  4. F. N. Ghadially and V. M. Walley, “Pigments of the gastrointestinal tract: a comparison of light microscopic and electron microscopic findings,” Ultrastructural Pathology, vol. 19, no. 4, pp. 213–219, 1995. View at Publisher · View at Google Scholar · View at Scopus
  5. P. Siegfried, R. H. Squires, and C. F. Timmons, “Pseudomelanosis duodeni in an adolescent male: case report and review of the literature,” Pediatric Pathology and Laboratory Medicine, vol. 17, no. 1, pp. 115–123, 1997. View at Publisher · View at Google Scholar · View at Scopus
  6. L. B. Weinstock, D. Katzman, and H. L. Wang, “Pseudomelanosis of stomach, duodenum, and jejunum,” Gastrointestinal Endoscopy, vol. 58, no. 4, article 578, 2003. View at Publisher · View at Google Scholar · View at Scopus
  7. C. L. Cheng, P. C. Chen, and T. C. Chen, “Pseudomelanosis duodeni: case report,” Chang Gung Medical Journal, vol. 23, no. 6, pp. 372–376, 2000. View at Google Scholar · View at Scopus
  8. J. Kim, J. K. Hwang, W. S. Choi et al., “Pseudomelanosis ilei associated with ingestion of charcoal: case report and review of literature,” Digestive Endoscopy, vol. 22, no. 1, pp. 56–58, 2010. View at Publisher · View at Google Scholar
  9. A. Abumoawad, M. Venu, L. Huang, and X. Ding, “Pseudomelanosis duodeni: a short review,” American Journal of Digestive Disease, vol. 2, no. 1, pp. 41–45, 2015. View at Google Scholar
  10. M. S. Ramachandran, “Heart and toxins,” Journal of Submicroscopic Cytology and Pathology, vol. 14, no. 2, pp. 389–400, 2014. View at Google Scholar
  11. D. J. Pounder, F. N. Ghadially, T. M. Mukherjee et al., “Ultrastructure and electron-probe x-ray analysis of the pigment in melanosis duodeni,” Journal of Submicroscopic Cytology and Pathology, vol. 14, no. 2, pp. 389–400, 1982. View at Google Scholar
  12. K. Wang, H. J. Lin, C. L. Perng et al., “Pseudomelanosis duodeni: report of eight cases,” Journal of the Formosan Medical Association, vol. 94, no. 10, pp. 632–634, 1995. View at Google Scholar

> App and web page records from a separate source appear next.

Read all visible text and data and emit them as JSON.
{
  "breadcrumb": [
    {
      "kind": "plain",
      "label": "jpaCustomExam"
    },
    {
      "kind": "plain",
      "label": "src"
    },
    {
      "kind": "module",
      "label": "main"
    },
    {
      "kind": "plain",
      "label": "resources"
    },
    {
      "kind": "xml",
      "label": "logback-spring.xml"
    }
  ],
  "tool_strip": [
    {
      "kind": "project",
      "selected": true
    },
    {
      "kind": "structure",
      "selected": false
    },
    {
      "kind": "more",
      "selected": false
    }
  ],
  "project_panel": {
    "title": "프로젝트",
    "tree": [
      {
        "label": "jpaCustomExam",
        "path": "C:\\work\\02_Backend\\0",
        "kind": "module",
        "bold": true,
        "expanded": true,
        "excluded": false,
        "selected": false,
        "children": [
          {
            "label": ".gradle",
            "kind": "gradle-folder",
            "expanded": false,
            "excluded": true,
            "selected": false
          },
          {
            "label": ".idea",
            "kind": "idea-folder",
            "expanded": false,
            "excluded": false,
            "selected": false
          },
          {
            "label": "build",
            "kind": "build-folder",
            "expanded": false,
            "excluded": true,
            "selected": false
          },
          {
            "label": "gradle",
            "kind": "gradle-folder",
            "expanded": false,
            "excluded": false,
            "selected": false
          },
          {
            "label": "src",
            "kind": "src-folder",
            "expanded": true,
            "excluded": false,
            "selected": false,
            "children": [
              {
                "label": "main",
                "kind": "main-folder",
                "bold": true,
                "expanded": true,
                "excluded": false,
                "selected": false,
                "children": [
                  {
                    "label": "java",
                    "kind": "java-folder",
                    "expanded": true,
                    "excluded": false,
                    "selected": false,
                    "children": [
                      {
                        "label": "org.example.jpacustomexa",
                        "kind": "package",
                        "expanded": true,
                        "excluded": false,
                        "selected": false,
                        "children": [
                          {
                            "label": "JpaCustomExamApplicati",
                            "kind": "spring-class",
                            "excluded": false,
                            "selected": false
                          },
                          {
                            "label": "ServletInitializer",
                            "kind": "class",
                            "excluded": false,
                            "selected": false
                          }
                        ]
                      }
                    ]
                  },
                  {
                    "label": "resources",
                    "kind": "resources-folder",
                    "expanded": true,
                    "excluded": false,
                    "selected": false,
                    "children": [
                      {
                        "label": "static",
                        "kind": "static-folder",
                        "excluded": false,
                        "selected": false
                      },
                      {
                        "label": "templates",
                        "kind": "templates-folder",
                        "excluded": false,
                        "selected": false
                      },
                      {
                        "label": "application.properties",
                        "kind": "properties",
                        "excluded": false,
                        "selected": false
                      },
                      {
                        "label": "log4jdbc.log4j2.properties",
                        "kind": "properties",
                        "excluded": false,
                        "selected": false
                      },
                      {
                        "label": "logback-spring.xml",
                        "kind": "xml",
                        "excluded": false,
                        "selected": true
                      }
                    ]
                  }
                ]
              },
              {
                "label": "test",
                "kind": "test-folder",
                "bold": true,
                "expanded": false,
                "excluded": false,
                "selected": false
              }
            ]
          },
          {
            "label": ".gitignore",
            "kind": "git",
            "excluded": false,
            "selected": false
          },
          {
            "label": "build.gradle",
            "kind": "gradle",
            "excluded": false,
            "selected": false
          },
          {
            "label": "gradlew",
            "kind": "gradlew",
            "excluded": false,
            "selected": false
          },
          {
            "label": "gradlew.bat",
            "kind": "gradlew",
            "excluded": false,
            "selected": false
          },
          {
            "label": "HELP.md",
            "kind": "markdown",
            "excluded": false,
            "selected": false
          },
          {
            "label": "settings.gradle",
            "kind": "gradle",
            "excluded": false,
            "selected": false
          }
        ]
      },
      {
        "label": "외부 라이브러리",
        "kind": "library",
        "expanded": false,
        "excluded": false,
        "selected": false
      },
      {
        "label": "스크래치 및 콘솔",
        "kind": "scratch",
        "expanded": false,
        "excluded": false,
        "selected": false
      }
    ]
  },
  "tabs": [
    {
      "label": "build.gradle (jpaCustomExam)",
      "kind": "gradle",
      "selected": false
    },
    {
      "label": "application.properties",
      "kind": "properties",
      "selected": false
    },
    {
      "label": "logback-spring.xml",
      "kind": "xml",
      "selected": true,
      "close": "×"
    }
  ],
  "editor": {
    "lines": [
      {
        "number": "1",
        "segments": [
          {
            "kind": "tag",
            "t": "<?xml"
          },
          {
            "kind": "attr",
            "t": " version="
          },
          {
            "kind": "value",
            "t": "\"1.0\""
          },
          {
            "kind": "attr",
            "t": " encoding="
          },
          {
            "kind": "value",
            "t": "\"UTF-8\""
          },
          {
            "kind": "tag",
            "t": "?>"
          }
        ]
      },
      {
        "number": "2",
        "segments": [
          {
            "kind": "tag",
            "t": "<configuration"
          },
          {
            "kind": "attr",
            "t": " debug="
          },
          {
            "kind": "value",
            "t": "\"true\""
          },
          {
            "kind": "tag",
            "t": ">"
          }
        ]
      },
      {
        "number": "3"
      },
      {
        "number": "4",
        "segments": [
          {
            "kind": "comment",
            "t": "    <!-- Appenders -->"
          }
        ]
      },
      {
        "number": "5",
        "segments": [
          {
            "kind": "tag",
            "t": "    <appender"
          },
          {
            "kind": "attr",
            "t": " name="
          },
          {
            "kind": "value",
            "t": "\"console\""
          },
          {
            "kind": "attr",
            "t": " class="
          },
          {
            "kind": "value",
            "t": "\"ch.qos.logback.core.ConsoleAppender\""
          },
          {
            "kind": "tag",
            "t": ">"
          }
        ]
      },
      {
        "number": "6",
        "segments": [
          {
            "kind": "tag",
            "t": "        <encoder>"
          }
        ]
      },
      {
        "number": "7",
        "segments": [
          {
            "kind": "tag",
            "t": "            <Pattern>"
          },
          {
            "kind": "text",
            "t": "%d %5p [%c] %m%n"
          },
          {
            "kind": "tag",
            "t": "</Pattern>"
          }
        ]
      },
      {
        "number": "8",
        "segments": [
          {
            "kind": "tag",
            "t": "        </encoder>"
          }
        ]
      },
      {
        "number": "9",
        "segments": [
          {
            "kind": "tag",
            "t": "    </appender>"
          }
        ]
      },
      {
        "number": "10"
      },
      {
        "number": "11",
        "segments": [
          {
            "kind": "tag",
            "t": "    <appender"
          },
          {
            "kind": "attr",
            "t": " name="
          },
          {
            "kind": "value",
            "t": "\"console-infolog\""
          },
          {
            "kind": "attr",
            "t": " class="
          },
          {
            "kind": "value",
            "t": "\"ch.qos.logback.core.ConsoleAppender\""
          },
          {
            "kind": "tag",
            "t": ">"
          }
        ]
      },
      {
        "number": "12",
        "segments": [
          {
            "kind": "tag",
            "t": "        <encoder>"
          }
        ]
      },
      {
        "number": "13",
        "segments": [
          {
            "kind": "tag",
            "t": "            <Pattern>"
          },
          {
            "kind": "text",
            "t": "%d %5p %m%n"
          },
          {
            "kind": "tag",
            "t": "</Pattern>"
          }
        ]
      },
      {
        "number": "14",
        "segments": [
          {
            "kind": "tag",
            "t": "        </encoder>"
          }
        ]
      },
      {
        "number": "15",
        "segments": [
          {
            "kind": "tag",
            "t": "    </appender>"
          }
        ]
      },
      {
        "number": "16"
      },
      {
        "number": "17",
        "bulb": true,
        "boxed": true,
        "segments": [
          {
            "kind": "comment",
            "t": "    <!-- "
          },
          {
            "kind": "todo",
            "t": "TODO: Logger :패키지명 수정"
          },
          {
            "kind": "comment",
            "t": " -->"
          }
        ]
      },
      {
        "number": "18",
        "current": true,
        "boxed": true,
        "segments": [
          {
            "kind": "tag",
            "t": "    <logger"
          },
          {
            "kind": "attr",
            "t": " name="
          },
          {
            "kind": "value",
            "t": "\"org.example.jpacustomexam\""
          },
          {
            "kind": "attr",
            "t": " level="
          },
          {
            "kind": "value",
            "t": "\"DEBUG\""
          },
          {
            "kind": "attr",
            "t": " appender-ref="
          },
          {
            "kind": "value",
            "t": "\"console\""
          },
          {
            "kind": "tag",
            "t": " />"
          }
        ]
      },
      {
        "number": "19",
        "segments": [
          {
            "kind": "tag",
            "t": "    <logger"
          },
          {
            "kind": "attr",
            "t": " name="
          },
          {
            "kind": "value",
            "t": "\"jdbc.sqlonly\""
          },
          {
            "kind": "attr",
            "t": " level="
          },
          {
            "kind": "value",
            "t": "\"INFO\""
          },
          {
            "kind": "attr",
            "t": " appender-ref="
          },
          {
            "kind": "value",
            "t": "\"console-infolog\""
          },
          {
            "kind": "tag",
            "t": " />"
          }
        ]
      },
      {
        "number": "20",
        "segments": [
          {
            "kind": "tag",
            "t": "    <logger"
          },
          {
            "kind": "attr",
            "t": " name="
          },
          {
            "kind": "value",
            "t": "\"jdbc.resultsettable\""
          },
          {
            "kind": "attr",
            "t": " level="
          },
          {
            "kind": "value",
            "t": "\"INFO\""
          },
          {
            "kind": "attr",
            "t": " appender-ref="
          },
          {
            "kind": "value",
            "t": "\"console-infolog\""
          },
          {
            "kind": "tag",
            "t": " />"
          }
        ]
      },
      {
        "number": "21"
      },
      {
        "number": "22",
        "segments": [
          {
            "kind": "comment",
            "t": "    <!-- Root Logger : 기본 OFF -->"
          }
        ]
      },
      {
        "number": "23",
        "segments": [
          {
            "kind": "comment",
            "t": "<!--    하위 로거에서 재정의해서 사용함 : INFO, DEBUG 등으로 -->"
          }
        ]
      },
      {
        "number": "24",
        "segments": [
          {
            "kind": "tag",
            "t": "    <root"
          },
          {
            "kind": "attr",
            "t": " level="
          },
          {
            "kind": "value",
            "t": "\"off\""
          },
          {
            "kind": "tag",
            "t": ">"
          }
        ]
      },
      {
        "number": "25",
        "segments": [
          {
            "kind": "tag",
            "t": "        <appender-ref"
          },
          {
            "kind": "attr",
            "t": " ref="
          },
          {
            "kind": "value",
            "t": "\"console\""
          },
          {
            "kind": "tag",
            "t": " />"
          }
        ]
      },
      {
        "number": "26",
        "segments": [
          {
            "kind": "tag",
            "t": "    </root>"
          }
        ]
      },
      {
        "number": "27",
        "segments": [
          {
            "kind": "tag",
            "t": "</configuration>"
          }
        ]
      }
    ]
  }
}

  13. M. H. de Magalhães Costa, M. da Gloria Fernandes Pegado, C. Vargas et al., “Pseudomelanosis duodeni associated with chronic renal failure,” World Journal of Gastroenterology, vol. 18, no. 12, pp. 1414–1416, 2012. View at Publisher · View at Google Scholar · View at Scopus